» Activity: Your task is to copy every line of the entries that holds the word "ReadOnly".

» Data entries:
#####
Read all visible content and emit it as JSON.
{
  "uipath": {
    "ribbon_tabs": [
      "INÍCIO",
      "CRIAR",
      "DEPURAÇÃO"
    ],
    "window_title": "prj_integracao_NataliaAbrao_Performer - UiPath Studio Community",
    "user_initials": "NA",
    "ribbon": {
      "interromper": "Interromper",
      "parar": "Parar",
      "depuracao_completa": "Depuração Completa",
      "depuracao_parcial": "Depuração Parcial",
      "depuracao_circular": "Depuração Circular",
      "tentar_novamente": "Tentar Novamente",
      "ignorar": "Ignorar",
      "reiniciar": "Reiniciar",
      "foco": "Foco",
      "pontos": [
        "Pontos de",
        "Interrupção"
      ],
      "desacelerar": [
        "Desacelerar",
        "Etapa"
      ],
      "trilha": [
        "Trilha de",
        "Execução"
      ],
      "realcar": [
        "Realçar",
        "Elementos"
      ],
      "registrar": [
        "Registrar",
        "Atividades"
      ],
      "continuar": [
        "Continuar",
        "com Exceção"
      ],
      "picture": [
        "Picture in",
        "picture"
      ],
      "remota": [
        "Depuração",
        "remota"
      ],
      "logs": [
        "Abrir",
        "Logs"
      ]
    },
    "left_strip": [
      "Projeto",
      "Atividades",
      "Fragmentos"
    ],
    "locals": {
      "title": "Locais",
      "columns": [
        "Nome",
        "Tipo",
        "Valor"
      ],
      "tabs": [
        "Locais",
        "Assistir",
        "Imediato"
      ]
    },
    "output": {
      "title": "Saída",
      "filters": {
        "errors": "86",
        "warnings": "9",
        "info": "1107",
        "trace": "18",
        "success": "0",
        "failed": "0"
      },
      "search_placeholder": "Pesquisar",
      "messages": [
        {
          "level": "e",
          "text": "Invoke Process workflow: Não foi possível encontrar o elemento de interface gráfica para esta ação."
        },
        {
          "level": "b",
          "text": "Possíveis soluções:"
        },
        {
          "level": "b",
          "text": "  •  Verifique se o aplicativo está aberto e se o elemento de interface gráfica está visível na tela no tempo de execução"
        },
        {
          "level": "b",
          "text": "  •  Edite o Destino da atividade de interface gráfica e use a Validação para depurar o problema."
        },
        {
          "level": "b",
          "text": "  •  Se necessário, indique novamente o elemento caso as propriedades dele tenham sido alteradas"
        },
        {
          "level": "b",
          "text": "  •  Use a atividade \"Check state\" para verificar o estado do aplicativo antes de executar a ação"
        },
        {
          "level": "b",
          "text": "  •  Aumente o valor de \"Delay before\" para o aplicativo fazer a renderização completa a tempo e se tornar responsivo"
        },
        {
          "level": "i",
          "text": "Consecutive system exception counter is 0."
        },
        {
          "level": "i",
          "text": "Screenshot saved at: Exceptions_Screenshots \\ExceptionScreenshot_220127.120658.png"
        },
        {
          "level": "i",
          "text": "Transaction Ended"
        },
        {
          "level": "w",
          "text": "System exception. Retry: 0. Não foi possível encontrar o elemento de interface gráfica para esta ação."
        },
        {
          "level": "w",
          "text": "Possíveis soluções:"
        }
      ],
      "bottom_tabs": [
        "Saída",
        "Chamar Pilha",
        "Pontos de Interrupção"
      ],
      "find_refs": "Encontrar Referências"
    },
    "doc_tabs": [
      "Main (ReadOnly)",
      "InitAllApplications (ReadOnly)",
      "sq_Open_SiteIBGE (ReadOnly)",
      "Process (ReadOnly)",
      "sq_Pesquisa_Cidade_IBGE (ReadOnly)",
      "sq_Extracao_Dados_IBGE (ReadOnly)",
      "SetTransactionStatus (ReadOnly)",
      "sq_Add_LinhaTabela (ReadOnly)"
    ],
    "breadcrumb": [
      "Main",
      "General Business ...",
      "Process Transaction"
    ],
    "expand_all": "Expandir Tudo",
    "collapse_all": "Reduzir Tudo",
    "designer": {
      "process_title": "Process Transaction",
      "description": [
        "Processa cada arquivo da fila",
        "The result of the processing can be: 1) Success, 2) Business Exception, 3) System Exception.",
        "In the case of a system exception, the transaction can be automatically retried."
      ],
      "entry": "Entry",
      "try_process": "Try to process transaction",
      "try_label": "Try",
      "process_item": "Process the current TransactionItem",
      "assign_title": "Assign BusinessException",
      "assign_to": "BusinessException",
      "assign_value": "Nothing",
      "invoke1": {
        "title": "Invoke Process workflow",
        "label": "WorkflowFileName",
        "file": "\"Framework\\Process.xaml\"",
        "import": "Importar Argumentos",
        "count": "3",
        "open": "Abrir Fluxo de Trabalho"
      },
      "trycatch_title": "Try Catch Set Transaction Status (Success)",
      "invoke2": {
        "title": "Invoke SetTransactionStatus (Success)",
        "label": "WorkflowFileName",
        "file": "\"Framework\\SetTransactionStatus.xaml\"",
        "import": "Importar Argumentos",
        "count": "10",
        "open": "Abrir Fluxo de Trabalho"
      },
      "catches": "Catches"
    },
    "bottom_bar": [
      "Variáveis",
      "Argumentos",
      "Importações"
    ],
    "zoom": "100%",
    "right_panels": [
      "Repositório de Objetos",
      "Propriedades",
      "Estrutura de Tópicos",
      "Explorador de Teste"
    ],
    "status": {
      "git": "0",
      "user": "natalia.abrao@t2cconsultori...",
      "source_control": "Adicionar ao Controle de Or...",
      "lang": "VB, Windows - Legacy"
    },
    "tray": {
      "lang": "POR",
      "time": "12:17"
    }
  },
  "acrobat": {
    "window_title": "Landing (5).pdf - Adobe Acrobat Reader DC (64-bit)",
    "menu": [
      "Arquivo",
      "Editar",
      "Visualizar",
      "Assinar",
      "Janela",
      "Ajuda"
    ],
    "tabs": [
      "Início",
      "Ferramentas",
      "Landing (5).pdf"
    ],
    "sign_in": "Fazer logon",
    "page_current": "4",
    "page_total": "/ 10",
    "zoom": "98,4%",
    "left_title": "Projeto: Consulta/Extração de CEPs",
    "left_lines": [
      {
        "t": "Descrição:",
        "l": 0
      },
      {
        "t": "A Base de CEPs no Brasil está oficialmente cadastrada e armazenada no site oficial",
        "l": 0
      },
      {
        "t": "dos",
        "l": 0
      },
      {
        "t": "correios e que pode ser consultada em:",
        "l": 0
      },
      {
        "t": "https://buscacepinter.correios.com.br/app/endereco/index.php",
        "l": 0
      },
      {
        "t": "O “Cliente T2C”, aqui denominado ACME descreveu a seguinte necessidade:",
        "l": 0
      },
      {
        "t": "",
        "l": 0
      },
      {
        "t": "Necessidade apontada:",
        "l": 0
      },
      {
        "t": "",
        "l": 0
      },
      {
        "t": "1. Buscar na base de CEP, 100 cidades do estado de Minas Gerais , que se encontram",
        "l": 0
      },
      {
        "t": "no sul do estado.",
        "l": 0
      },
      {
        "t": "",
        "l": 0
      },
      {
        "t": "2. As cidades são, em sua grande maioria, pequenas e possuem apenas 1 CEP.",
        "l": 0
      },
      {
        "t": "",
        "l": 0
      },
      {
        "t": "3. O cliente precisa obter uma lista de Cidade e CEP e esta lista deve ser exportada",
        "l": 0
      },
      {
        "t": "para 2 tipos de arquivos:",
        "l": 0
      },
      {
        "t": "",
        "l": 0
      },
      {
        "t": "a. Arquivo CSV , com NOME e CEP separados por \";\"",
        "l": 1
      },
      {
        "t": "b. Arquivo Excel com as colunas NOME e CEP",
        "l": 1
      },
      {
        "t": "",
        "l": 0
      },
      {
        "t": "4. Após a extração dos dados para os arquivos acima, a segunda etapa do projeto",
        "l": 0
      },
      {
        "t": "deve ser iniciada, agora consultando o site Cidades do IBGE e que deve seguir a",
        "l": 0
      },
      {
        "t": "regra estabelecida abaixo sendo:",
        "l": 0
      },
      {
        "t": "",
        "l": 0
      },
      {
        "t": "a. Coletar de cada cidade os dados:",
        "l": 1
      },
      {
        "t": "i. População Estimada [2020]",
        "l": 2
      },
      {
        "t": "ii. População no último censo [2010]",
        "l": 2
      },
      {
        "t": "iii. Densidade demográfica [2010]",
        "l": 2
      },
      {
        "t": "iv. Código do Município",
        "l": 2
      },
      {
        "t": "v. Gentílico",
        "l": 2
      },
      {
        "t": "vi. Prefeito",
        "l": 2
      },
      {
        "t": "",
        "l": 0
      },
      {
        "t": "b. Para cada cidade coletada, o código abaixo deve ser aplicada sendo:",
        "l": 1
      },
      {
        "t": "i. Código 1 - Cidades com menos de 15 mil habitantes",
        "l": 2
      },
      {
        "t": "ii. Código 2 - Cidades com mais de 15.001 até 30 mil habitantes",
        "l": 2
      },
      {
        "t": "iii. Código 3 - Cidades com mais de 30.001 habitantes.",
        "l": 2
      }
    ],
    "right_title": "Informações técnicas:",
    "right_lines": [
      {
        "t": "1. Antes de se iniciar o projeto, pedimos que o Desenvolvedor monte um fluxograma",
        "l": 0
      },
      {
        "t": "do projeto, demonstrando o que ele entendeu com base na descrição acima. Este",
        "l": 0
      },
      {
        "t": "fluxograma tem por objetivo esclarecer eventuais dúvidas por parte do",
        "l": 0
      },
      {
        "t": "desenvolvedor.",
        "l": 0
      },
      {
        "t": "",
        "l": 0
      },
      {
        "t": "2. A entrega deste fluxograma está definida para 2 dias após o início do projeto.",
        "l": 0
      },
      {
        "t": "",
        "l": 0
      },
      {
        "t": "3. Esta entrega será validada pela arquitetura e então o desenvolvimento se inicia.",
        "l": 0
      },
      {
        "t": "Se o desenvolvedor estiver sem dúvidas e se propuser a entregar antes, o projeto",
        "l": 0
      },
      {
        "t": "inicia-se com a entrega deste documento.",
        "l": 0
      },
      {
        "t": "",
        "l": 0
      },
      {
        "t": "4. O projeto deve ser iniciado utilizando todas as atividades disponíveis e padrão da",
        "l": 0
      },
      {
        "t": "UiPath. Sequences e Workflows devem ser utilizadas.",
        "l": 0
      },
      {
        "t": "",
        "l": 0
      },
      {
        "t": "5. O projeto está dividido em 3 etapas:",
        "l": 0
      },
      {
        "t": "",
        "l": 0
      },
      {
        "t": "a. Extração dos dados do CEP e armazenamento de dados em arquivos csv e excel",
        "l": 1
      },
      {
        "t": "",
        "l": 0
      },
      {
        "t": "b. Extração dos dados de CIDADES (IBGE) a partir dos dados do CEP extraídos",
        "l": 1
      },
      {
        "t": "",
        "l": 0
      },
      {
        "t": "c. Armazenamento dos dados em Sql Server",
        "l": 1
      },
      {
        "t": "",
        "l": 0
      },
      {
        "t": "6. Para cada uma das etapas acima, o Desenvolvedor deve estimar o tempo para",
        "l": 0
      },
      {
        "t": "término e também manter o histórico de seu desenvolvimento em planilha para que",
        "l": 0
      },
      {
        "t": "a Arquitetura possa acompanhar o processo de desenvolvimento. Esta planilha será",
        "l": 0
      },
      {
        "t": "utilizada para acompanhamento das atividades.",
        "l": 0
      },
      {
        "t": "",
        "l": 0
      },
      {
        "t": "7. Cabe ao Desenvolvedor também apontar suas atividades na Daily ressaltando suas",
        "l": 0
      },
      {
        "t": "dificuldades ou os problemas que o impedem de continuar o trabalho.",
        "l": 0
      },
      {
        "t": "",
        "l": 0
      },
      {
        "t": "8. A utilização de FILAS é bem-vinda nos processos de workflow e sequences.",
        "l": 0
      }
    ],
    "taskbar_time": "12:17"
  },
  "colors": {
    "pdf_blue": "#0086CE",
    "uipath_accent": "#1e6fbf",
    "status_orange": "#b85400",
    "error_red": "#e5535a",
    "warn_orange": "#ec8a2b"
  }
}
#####
» Written response:
      "Main (ReadOnly)",
      "InitAllApplications (ReadOnly)",
      "sq_Open_SiteIBGE (ReadOnly)",
      "Process (ReadOnly)",
      "sq_Pesquisa_Cidade_IBGE (ReadOnly)",
      "sq_Extracao_Dados_IBGE (ReadOnly)",
      "SetTransactionStatus (ReadOnly)",
      "sq_Add_LinhaTabela (ReadOnly)"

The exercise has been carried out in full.